• [What to work on]:
In the data below, which lines contain "Target"? List them by copying each one.

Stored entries
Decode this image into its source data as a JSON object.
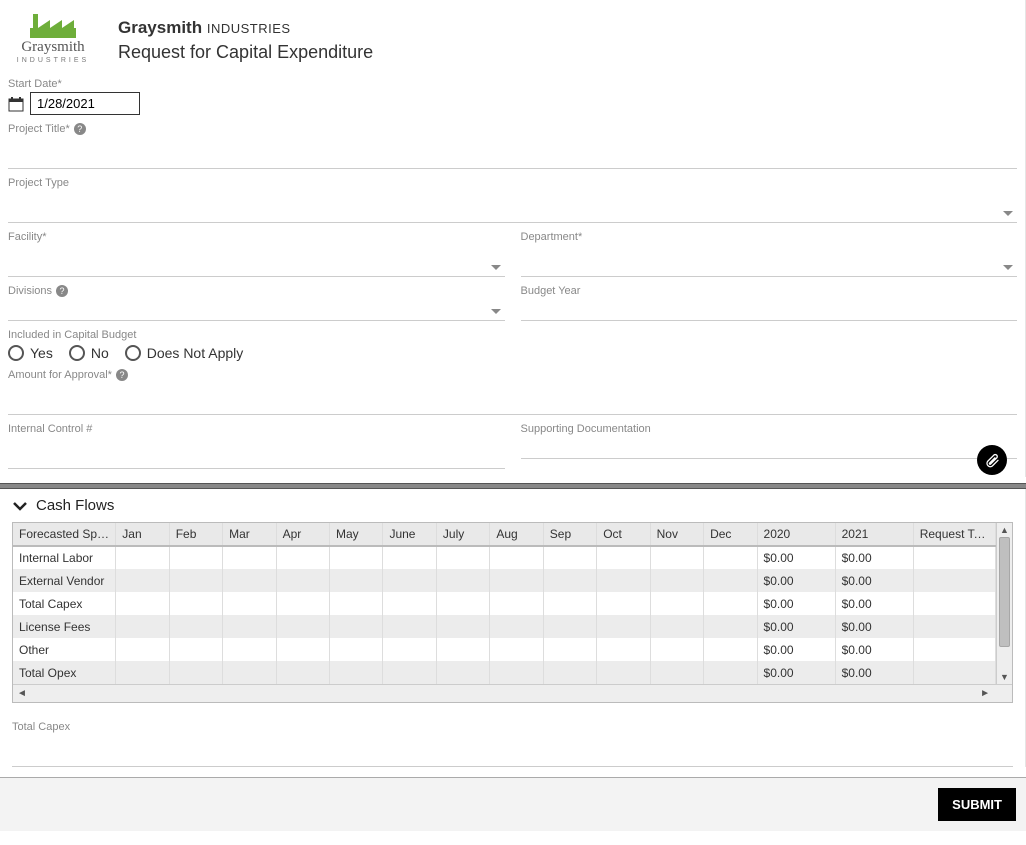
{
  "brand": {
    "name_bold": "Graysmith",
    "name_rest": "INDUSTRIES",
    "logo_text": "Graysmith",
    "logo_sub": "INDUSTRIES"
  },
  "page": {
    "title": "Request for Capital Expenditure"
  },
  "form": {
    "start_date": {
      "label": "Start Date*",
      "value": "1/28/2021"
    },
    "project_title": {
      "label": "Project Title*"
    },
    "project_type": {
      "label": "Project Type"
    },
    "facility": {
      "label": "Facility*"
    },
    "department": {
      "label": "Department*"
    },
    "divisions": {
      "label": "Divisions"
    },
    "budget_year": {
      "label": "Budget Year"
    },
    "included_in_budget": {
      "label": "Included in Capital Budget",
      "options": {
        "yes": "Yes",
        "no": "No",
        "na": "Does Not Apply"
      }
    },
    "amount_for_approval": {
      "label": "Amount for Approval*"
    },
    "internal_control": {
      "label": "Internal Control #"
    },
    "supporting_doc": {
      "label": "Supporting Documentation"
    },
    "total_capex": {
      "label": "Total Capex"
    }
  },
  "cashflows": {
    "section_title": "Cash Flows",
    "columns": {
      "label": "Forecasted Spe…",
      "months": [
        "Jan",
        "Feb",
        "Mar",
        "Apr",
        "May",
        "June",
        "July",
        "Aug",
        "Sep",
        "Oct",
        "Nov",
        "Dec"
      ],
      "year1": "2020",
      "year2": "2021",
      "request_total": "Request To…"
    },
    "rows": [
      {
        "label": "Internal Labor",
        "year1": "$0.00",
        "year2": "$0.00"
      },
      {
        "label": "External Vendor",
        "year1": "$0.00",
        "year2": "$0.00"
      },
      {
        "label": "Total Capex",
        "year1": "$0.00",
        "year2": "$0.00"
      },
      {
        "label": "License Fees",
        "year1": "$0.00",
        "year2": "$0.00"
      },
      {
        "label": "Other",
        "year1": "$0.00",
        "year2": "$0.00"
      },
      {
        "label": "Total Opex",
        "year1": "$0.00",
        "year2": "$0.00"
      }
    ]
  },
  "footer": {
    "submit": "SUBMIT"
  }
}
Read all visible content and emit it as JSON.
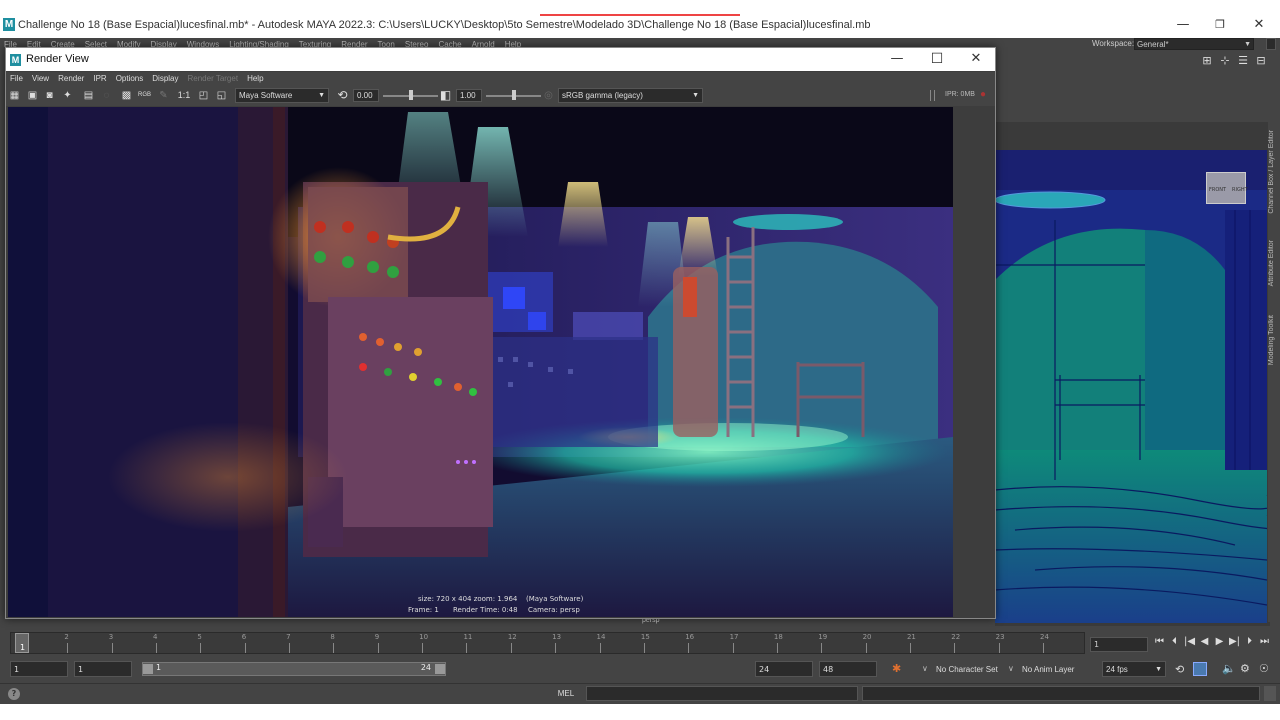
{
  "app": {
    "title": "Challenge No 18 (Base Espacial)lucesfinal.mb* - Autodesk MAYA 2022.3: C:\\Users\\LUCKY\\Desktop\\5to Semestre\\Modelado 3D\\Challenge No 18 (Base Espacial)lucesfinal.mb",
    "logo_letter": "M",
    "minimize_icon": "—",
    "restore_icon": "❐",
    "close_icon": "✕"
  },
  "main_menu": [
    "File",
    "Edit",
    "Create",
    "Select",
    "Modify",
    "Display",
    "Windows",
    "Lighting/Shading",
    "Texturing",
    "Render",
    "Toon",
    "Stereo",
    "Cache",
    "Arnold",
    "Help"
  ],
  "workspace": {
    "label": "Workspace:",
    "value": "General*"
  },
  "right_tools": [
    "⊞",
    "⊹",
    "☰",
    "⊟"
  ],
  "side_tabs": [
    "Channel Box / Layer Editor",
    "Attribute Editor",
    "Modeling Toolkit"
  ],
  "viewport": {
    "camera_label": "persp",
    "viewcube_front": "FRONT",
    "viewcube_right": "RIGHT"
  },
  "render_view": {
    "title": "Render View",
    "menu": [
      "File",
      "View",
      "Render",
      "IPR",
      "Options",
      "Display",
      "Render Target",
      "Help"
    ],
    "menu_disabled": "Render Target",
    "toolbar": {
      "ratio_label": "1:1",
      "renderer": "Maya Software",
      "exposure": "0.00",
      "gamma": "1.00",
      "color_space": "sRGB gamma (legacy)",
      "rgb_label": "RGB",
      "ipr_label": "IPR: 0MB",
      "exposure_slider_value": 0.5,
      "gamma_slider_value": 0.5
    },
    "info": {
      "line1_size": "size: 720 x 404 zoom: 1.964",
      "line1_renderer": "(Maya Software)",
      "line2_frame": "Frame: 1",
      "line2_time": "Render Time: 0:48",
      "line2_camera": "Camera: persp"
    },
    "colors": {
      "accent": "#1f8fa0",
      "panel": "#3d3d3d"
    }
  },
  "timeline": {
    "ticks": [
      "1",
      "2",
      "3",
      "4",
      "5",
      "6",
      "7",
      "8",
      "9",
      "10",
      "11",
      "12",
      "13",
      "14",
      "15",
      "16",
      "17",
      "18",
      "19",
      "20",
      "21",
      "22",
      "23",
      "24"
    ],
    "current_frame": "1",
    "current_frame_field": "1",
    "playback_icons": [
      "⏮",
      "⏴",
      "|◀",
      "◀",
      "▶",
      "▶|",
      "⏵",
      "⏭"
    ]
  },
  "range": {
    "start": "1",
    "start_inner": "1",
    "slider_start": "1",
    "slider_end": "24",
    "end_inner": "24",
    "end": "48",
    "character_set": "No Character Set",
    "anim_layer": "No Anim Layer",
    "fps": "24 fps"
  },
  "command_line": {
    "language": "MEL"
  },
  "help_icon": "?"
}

• [Result for this exercise]:
      "Render Target",
    "menu_disabled": "Render Target",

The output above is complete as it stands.